    Yesterday, and yes I mean that literally, I was accused of God Modding. I’m somewhat shocked by this and go to find out what they’re talking about. Here’s the section of the post that they’re mad about:

    –It wasn’t till then that she noticed just how scared the girl was, the one cowering of course. Evellyn saw this and quickly moved to her side, wrapping a wing around her, and laid a hand on her shoulder. “It’s alright now, you’re safe with me. That’s a promise. May I have the pleasure of your names?” She asks, looking from her to the boy there.–

    They’re mad, and claiming I God Modded, when I had my character wrap her wing around one of theirs. No death-grip, no super strong hold to which they can’t get out of, just my character comforting their’s.

    What’s the best way to deal with this? I’ve kinda lost all faith in this crowd at the moment; I’ve been on this site for several years and left because of these types of RPers. I mean, this is about as much of a God Modding maneuver as say… throwing a blanket over someone… >_>

    • One persons god modder is another’s hero. There’s many different ways that someone can be accused of a god modder, one is by controlling another’s character, and another is to make your character far too powerful and anbelievably awesome.
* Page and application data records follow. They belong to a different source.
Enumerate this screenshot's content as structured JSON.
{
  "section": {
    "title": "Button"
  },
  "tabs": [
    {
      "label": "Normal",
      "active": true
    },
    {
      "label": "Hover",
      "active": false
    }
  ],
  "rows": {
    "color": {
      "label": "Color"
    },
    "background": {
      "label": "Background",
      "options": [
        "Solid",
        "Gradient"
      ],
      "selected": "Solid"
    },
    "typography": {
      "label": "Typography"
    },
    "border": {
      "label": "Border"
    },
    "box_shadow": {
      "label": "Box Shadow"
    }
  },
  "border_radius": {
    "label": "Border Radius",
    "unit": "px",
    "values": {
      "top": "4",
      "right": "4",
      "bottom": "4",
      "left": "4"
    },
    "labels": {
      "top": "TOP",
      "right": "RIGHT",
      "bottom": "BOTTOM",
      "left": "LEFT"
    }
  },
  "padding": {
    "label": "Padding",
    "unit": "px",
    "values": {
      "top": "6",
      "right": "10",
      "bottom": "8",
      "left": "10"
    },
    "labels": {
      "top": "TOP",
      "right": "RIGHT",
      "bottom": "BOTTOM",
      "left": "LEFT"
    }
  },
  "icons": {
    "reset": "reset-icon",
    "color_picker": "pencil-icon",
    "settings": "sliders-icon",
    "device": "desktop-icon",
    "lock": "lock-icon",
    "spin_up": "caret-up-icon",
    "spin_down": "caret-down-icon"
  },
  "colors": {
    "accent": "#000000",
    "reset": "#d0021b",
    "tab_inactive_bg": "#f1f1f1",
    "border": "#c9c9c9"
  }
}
Unfortunately though some characters DO need to be awesome, or we wouldn’t have Jack Bauer or James Bond.
      Some people get snappy when others write their characters, in case they make them act or say something out of character, and call this god modding. I think actually this can be done in moderation, and often is incredibly useful at driving the story forward.

      In your example I can’t personally see any problems. It’s possible the character’s player is annoyed that you wrote their character as scared. Maybe that’s something they didn’t want you to state?